systemctl reload apache2 above. See also the note above about Apache versions.
In either case, after you’ve done this once, it will happen automatically when this certificate is renewed in the future.
Configuring your web server
You’ll also have to configure your web server to actually use this certificate. If you’re replacing an existing certificate from Certbot, this is easy: just edit the configuration file for the domain and change the relevant lines to point to the acme.sh certificates instead of the Certbot ones. For example, with Apache on Ubuntu, the configuration files are in
/etc/apache2/sites-enabled/ and have names ending in
-le-ssl.conf, and you’ll want to find the lines referencing files in
/etc/letsencrypt/live/ and change them to point to the corresponding files (which you just created above) in
/etc/acme.sh/ instead. Then reload the web server (e.g.
systemctl reload apache2).
If it’s a completely new certificate, you’ll have to configure the web server to serve HTTPS using the new certificate - unlike Certbot, acme.sh doesn’t try to do this for you. If you don’t know how to do this, Mozilla’s configuration generator can help, or you can read the documentation for Apache or Nginx.
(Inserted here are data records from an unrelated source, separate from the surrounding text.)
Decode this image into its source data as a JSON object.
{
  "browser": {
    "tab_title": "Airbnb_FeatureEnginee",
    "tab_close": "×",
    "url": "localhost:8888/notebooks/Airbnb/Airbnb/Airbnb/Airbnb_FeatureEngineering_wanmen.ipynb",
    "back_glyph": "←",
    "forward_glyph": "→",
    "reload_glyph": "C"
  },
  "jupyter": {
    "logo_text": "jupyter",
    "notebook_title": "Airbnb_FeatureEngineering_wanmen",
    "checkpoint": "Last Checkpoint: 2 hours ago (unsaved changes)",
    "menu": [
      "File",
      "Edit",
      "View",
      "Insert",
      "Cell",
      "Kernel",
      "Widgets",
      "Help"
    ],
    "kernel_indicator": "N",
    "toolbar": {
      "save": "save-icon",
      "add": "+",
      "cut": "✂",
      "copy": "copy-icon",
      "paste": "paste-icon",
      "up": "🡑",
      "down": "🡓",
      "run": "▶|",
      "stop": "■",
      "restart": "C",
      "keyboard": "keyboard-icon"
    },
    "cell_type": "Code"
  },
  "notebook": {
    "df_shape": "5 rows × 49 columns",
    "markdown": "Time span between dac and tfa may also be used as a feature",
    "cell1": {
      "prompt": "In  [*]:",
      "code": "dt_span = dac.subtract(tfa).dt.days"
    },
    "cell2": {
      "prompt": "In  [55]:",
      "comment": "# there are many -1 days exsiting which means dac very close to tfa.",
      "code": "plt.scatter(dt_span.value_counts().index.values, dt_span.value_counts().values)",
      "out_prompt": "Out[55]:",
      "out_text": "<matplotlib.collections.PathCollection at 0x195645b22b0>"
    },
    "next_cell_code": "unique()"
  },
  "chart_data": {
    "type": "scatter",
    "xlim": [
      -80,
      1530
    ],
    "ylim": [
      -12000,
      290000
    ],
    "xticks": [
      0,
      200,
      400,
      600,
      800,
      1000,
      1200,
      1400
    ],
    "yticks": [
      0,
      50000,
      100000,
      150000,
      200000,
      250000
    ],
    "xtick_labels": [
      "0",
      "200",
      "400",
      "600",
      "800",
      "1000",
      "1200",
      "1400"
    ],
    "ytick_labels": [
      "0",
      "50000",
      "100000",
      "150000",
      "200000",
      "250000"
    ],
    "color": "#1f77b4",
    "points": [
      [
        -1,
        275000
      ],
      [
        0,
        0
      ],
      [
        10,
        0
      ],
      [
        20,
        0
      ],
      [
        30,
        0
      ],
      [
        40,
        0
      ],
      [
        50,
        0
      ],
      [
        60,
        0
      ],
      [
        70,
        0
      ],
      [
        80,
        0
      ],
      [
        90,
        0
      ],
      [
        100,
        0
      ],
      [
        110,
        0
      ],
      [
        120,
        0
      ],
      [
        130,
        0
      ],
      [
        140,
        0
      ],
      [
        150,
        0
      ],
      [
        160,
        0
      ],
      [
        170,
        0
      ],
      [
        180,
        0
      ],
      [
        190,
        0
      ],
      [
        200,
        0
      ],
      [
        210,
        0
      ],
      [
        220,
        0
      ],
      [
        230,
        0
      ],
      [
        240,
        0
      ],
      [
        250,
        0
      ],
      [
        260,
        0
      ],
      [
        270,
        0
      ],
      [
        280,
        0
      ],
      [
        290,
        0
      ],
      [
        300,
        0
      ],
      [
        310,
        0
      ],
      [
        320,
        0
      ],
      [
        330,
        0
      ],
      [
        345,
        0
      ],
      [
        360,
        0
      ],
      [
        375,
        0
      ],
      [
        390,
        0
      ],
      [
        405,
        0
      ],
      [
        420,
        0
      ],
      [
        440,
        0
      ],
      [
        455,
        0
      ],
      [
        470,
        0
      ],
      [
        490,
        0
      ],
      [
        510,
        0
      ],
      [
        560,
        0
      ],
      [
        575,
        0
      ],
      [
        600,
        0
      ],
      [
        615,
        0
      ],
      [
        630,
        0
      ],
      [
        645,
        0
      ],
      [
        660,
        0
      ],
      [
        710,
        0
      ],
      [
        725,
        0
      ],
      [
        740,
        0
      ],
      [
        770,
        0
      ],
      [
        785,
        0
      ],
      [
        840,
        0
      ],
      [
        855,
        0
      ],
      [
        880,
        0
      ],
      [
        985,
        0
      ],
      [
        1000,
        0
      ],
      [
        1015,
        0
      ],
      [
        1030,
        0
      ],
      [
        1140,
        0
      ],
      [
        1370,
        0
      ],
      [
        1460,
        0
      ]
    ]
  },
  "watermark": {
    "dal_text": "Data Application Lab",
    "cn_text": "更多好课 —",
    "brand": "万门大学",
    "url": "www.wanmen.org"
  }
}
When you installed acme.sh it should have automatically created a cron job to perform automated renewals. So you shouldn’t need to do anything else to set this up.
In case of trouble
If you run into problems following this procedure, please post a question on the Let’s Encrypt Community Forum. Feel free to mention me (@jmorahan).
There are a few other options that I’m aware of, but I haven’t personally tested all of them.
The Caddy web server has built-in Let’s Encrypt support and can automatically obtain certificates for the websites it serves. It can do this using the HTTP-01, TLS-ALPN-01 or DNS-01 challenges, so it will work just fine even with port 80 closed. Obviously this means replacing your existing web server if you don’t already use Caddy; however, you can also set it up as a reverse proxy, so that it only handles HTTPS for you, and your existing web server does the rest of the work (which might be useful if you have a lot of complex configuration in your existing setup).
The latest version of mod_md for Apache supports the TLS-ALPN-01 challenge. However, as of right now (late March 2019) this is still quite new and you may need to patch and compile some things to get it to work.
Some reverse proxies such as Nginx and recent versions of HAProxy can route traffic to different backends based on the TLS ALPN extension. You can use this feature to route the TLS-ALPN-01 challenges from Let’s Encrypt to an ACME client that supports that challenge - acme.sh provides some documentation on how to do this.
Another option that I was recently made aware of is uacme’s
ualpn which is a purpose-built mini-proxy that does just this and nothing else.
DNS-01 with CNAME records
If your DNS service doesn’t provide an API and you can’t simply switch to one that does, you can register another domain at a service with an API (or spin up your own using acme-dns), use a CNAME record to point the
_acme-challenge subdomain from your real domain to the new one, and use acme.sh’s DNS alias mode to get a certificate for the real domain while completing the challenge for the alternative one.